  63. 64. Chapel of Henry VII Westminster Abbey, London 1503-1519 <ul><li>Perpendicular style disguises structure </li></ul><ul><li>Fan vault </li></ul><ul><li>hanging pendants </li></ul><ul><li>Decorative fancy </li></ul><ul><li>Kings tomb and portraits of Henry and Queen Elizabeth </li></ul><ul><ul><li>Reminder of human mortality </li></ul></ul>
  64. 65. Germany <ul><li>Architecture remained conservatively Romanesque until 13th Cent </li></ul><ul><li>German art is passionate and emotional </li></ul>
  65. 66. Gerhard of Cologne, Cologne Cathedral, begun 1248 Germany nave, towers, façade 1880
  66. 67. <ul><li>Similar to Amiens </li></ul><ul><li>Light and height </li></ul>Choir from Nave Cologne Cathedral
  67. 68. Death of the Virgin, Tympanum 1230, Strasbourg Cathedral <ul><li>12 apostles gather around a “gothic “ Mary </li></ul><ul><li>Christ holds Mother’s soul </li></ul><ul><li>Classical characteristics? </li></ul><ul><ul><li>Organization </li></ul></ul><ul><ul><li>Natural drapery </li></ul></ul><ul><li>Gothic Art </li></ul><ul><ul><li>Humanized and natural </li></ul></ul><ul><li>German Gothic </li></ul><ul><ul><li>Passionate drama </li></ul></ul><ul><li>Medieval or non-classicizing characteristics? </li></ul><ul><ul><li>No space for bodies </li></ul></ul><ul><ul><li>Unnatural movement </li></ul></ul>
  68. 69. Ekkehard and Uta, Naumburg Cathedral, Germany 1249-1255 6’2” <ul><li>French Gothic </li></ul><ul><ul><li>Attached to columns, below canopies </li></ul></ul><ul><li>Period costumes </li></ul><ul><li>Changes from earlier </li></ul><ul><ul><li>Drapery is accurate </li></ul></ul><ul><ul><li>Very realistic </li></ul></ul><ul><ul><li>Humanization </li></ul></ul><ul><ul><li>Secular </li></ul></ul><ul><ul><li>Real people(donors) in a church </li></ul></ul>
  69. 70. Virgin with Dead Christ, Germany 1300-1325 painted wood <ul><li>Humanization of religious themes </li></ul><ul><li>Troubles of the 14 th century </li></ul><ul><ul><li>War, plague, famine, social strife </li></ul></ul><ul><li>Christ and Mary share human woes </li></ul><ul><li>Christ: Stunted and distorted , evokes feeling and compassion </li></ul>
  70. 71. These two works represent the work of sculptors working in two different media, in two different cultural contexts and with different religious purposes in mind.

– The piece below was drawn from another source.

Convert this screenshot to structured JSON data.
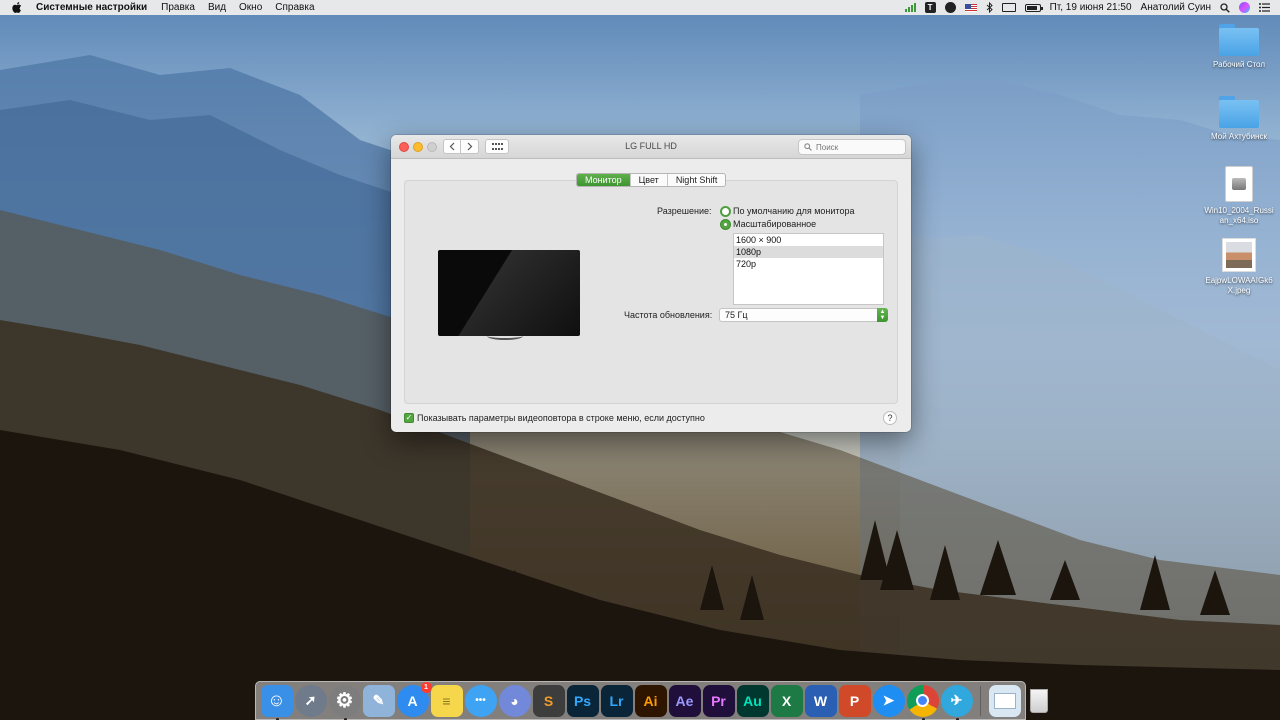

Rottgen Pieta, 1300-1325, painted wood, 2’10” high Virgin of Jeanne d’Evreux, Saint Denis, France 1339. Silver gilt and enamel
  71. 72. Italy Gothic and Non Gothic

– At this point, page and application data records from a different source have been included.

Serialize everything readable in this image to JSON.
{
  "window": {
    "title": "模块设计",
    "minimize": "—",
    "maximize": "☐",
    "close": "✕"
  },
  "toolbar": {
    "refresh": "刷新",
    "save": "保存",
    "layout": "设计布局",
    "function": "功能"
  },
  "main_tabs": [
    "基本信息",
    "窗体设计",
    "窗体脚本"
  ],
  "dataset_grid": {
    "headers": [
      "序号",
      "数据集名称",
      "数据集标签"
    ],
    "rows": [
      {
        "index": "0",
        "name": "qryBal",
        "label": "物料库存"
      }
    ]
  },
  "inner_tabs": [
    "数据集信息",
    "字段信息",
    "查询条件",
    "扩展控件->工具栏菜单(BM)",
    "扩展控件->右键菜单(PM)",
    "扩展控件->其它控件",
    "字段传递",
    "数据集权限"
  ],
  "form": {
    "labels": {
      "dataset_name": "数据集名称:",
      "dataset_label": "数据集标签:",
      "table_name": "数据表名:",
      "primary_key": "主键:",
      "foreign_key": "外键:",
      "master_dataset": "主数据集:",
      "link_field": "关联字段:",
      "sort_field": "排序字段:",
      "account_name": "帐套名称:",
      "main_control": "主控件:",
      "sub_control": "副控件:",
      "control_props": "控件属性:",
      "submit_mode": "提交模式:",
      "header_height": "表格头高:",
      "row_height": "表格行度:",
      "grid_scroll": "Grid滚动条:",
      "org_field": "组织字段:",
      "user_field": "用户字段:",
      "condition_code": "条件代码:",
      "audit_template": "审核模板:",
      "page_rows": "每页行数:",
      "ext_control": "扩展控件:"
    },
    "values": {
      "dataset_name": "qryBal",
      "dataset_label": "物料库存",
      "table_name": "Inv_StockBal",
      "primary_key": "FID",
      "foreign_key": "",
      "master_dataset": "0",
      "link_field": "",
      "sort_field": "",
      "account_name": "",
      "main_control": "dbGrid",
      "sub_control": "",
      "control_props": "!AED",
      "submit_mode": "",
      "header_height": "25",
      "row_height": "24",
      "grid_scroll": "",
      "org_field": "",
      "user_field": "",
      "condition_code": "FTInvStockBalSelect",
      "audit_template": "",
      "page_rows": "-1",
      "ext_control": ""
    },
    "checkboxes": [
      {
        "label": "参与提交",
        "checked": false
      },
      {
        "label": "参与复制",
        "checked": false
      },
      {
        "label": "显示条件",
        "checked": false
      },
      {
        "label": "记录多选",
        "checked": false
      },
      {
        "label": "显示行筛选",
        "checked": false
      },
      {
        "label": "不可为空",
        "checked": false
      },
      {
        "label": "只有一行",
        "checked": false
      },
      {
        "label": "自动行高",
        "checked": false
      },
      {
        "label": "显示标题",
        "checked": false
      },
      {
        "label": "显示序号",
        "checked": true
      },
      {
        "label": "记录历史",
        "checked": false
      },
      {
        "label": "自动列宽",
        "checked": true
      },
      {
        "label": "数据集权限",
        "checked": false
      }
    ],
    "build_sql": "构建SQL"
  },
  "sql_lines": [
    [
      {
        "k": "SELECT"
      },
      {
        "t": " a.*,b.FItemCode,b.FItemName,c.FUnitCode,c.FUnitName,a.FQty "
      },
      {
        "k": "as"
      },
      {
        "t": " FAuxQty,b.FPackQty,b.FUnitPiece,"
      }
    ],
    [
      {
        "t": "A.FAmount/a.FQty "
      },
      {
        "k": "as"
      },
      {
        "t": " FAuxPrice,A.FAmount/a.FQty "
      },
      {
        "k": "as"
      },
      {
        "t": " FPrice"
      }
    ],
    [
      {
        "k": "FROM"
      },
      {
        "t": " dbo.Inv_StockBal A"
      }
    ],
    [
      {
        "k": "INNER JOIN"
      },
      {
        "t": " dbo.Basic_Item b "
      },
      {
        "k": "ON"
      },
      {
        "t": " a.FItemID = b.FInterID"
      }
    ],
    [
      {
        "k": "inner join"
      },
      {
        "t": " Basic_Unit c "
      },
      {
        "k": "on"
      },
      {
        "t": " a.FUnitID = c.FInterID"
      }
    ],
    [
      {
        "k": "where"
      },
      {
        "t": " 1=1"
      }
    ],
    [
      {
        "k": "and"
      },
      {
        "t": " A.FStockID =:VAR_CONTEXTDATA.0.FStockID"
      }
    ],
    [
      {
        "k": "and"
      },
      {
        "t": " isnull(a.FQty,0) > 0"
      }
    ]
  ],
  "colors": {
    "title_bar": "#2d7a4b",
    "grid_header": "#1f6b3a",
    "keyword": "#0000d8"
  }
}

  72. 73. Lorenzo Maitani, Orvieto Cathedral ,Orvieto Italy 1310 <ul><li>Regional Diversity </li></ul><ul><li>Gothic façade over E. Christian church </li></ul><ul><li>What is Gothic? </li></ul><ul><ul><li>Pointed gables </li></ul></ul><ul><ul><li>Rose window </li></ul></ul><ul><ul><li>4 pinnacles </li></ul></ul>
  73. 74. Orvieto, 1310; Miniato al Monte1062; Pisa cathedral 1063
  74. 75. Milan Cathedral , Milan Italy 1386 Waning of the Gothic style <ul><li>Built by committee; Italian proportion, Gothic décor, new Renaissance style </li></ul>